I also really appreciate Turbine's efforts to get us to care about these diverse clans that populate Dunland because these are the victims of Saruman's treachery and not just quest-givers who have no stake in what's happening. They're fighting for their homes, and we're invited to understand their ways, see their plight, and help make a difference.
As for the epic storyline, I've heard it definitely gets more gripping later on, but as for right now I like that it merely leads us to these clans and steps back as we absorb the situation. It feels as though this is essential backstory to what's coming later, and I'm cool with that.Too many standard quests?
With over 350 new quests in this expansion, chances are that "kill 10 rats" and "find the glowies" were going to come into play. You simply cannot have that many quests without relying on staple MMO tasks, and whether you like them or hate them, they're a part of the backbone of standard progression. So if you hate them, OK, but that's well-trod territory at this part. Saying that you hate kill 10 rats quests in Isengard is to ignore the fact we've been doing them for 65 levels now and been more or less fine with their presence.
What I have noticed is that there are several standout quests that aren't even in the epic storyline but rather come at a measured pace as you explore these towns and villages.
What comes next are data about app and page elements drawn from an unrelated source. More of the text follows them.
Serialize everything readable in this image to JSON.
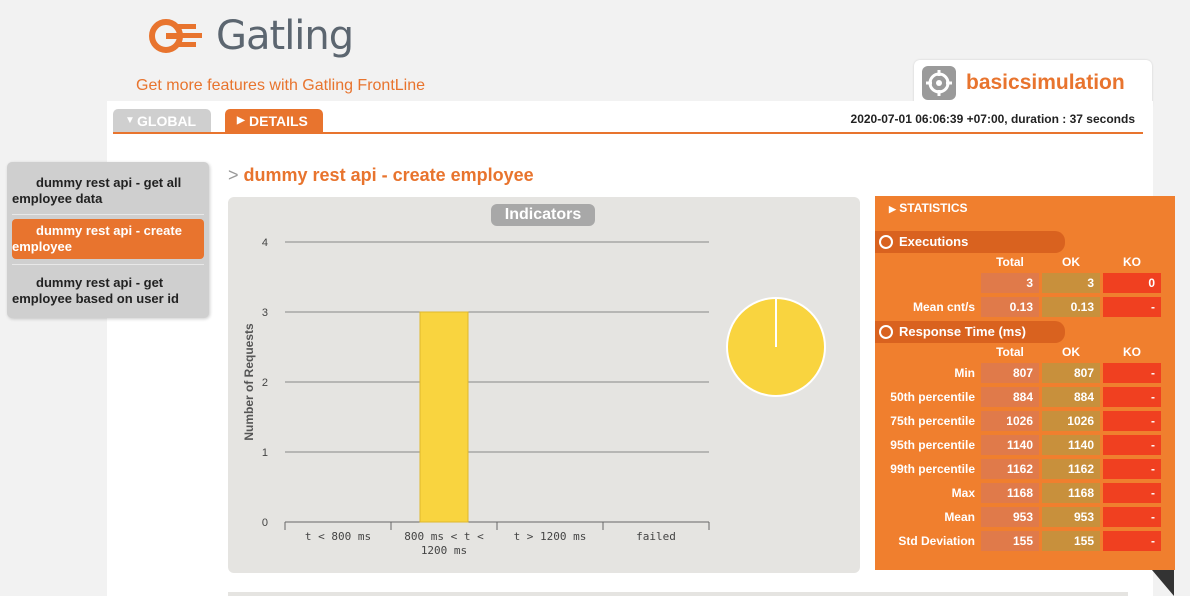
{
  "header": {
    "logo_text": "Gatling",
    "frontline_link": "Get more features with Gatling FrontLine",
    "simulation_name": "basicsimulation"
  },
  "tabs": [
    {
      "label": "GLOBAL"
    },
    {
      "label": "DETAILS"
    }
  ],
  "run_info": "2020-07-01 06:06:39 +07:00, duration : 37 seconds",
  "sidebar": {
    "items": [
      {
        "line1": "dummy rest api - get all",
        "line2": "employee data"
      },
      {
        "line1": "dummy rest api - create",
        "line2": "employee"
      },
      {
        "line1": "dummy rest api - get",
        "line2": "employee based on user id"
      }
    ]
  },
  "request_title": "dummy rest api - create employee",
  "request_arrow": ">",
  "indicators_label": "Indicators",
  "chart_data": {
    "type": "bar",
    "categories": [
      "t < 800 ms",
      "800 ms < t < 1200 ms",
      "t > 1200 ms",
      "failed"
    ],
    "category_lines": [
      [
        "t < 800 ms"
      ],
      [
        "800 ms < t <",
        "1200 ms"
      ],
      [
        "t > 1200 ms"
      ],
      [
        "failed"
      ]
    ],
    "values": [
      0,
      3,
      0,
      0
    ],
    "ylabel": "Number of Requests",
    "ylim": [
      0,
      4
    ],
    "yticks": [
      "0",
      "1",
      "2",
      "3",
      "4"
    ],
    "grid": true,
    "bar_color": "#f9d43f",
    "pie": {
      "type": "pie",
      "values": [
        0,
        3,
        0,
        0
      ],
      "color": "#f9d43f"
    }
  },
  "statistics": {
    "title": "STATISTICS",
    "executions_label": "Executions",
    "response_time_label": "Response Time (ms)",
    "columns": [
      "Total",
      "OK",
      "KO"
    ],
    "executions": [
      {
        "label": "",
        "total": "3",
        "ok": "3",
        "ko": "0"
      },
      {
        "label": "Mean cnt/s",
        "total": "0.13",
        "ok": "0.13",
        "ko": "-"
      }
    ],
    "response_time": [
      {
        "label": "Min",
        "total": "807",
        "ok": "807",
        "ko": "-"
      },
      {
        "label": "50th percentile",
        "total": "884",
        "ok": "884",
        "ko": "-"
      },
      {
        "label": "75th percentile",
        "total": "1026",
        "ok": "1026",
        "ko": "-"
      },
      {
        "label": "95th percentile",
        "total": "1140",
        "ok": "1140",
        "ko": "-"
      },
      {
        "label": "99th percentile",
        "total": "1162",
        "ok": "1162",
        "ko": "-"
      },
      {
        "label": "Max",
        "total": "1168",
        "ok": "1168",
        "ko": "-"
      },
      {
        "label": "Mean",
        "total": "953",
        "ok": "953",
        "ko": "-"
      },
      {
        "label": "Std Deviation",
        "total": "155",
        "ok": "155",
        "ko": "-"
      }
    ]
  },
  "colors": {
    "accent": "#e8742e",
    "ko": "#f04020"
  }
}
Turbine's used a nice mix of instancing and phasing to help tell tales that are above and beyond the boring quest text box, and I find these unconventional quests are quite engaging.
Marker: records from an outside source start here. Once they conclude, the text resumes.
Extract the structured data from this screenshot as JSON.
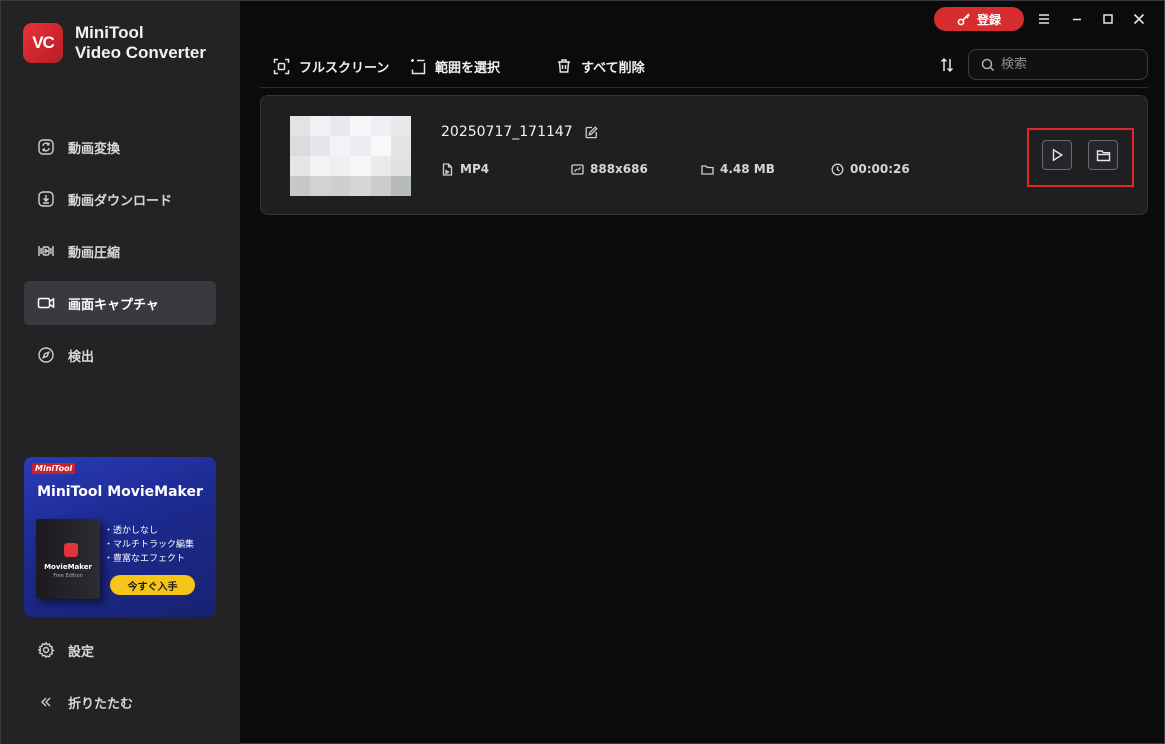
{
  "app": {
    "title_line1": "MiniTool",
    "title_line2": "Video Converter",
    "logo_text": "VC"
  },
  "titlebar": {
    "register_label": "登録"
  },
  "sidebar": {
    "items": [
      {
        "label": "動画変換",
        "icon": "convert-icon"
      },
      {
        "label": "動画ダウンロード",
        "icon": "download-icon"
      },
      {
        "label": "動画圧縮",
        "icon": "compress-icon"
      },
      {
        "label": "画面キャプチャ",
        "icon": "camera-icon",
        "active": true
      },
      {
        "label": "検出",
        "icon": "compass-icon"
      }
    ],
    "settings_label": "設定",
    "collapse_label": "折りたたむ"
  },
  "ad": {
    "brand": "MiniTool",
    "title": "MiniTool MovieMaker",
    "box_name": "MovieMaker",
    "box_sub": "Free Edition",
    "features": [
      "・透かしなし",
      "・マルチトラック編集",
      "・豊富なエフェクト"
    ],
    "cta": "今すぐ入手"
  },
  "toolbar": {
    "fullscreen_label": "フルスクリーン",
    "select_area_label": "範囲を選択",
    "delete_all_label": "すべて削除",
    "search_placeholder": "検索"
  },
  "files": [
    {
      "name": "20250717_171147",
      "format": "MP4",
      "resolution": "888x686",
      "size": "4.48 MB",
      "duration": "00:00:26"
    }
  ],
  "colors": {
    "accent_red": "#d72d2f",
    "highlight_red": "#e3262a",
    "sidebar_bg": "#232326",
    "main_bg": "#0b0b0d"
  }
}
They're also challenging. For a while now I've felt like I've been cakewalking all over this game, probably since I left Moria, but now my skills and attention are being put to the test as I've jumped into quests that have kicked my butt and left me bruised for a week. It just seems as though the game's upped the difficulty level in a good way and that engages instead of distances me.The facts of life
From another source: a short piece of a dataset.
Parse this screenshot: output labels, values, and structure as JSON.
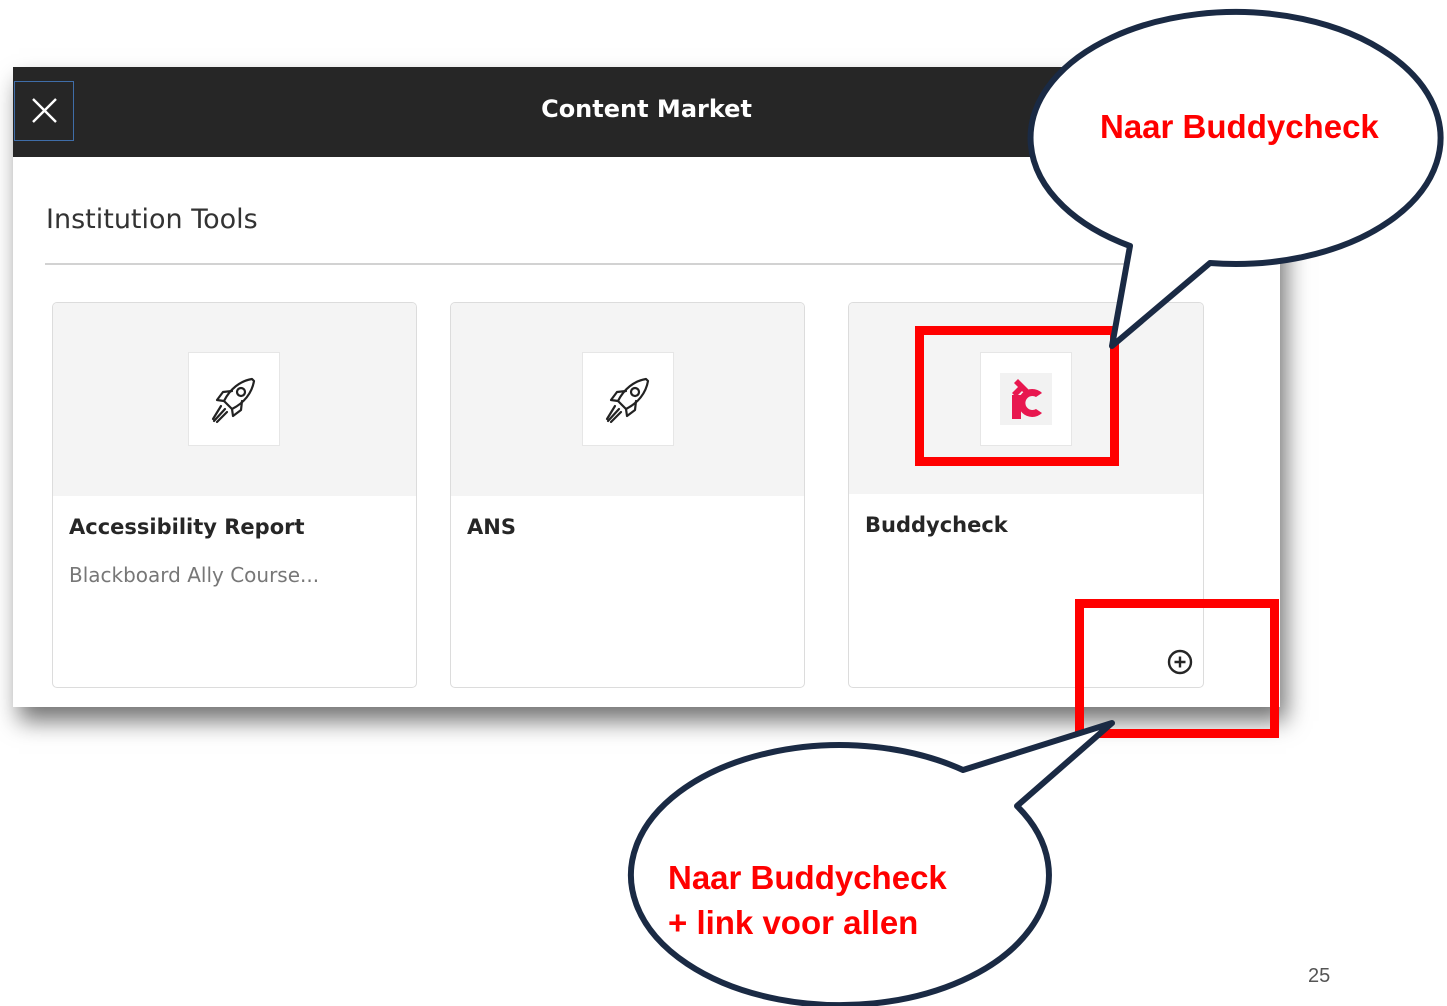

The fact is, if you don't like this expansion's content or are disappointed in it, I'm in no position to tell you that you should be feeling differently. I think a lot of us had expectations for Isengard
that didn't come true, but for me, the good far outweighs the bad.
I know I've harped on story here as the main reason for why Rise of Isengard
is worthwhile, but the expansion lives or dies based on that story. Sure, there are neat vistas, cool armor designs and a few additional skills, but this expansion didn't shake anything up by introducing new to the game. Instead, we've been delivered a solid chunk of quests and stories, and we have the choice of accepting that as a filling meal or an unspectacular one.
If you're not enjoying Rise of Isengard
, it might be worthwhile to examine if you've fallen into a gaming routine of picking up quests without engaging with the story at all. If this is you, then I'm not surprised that it just feels like more of the same. Lord of the Rings Online
is about the tales, history, and details that make this world come alive, and even though it's saddled with kill 10 rats quests, there's so much more to it than that if you can shake yourself out of complacency and marinate in the rich stories being offered.
I have a lot more to say about this expansion, but I'm going to hold back those thoughts until I've finished with the lion's share of it. Now, if you'll excuse me, I need to go break the chains of oppression and give Saruman a black eye.
What about you? How would you answer this gentleman when he asks why he should like this expansion?When not enjoying second breakfast and a pint of ale, Justin "Syp" Olivetti jaws about hobbits in his Lord of the Rings Online column, The Road to Mordor. You can contact him via email at email@example.com or through his gaming blog, Bio Break.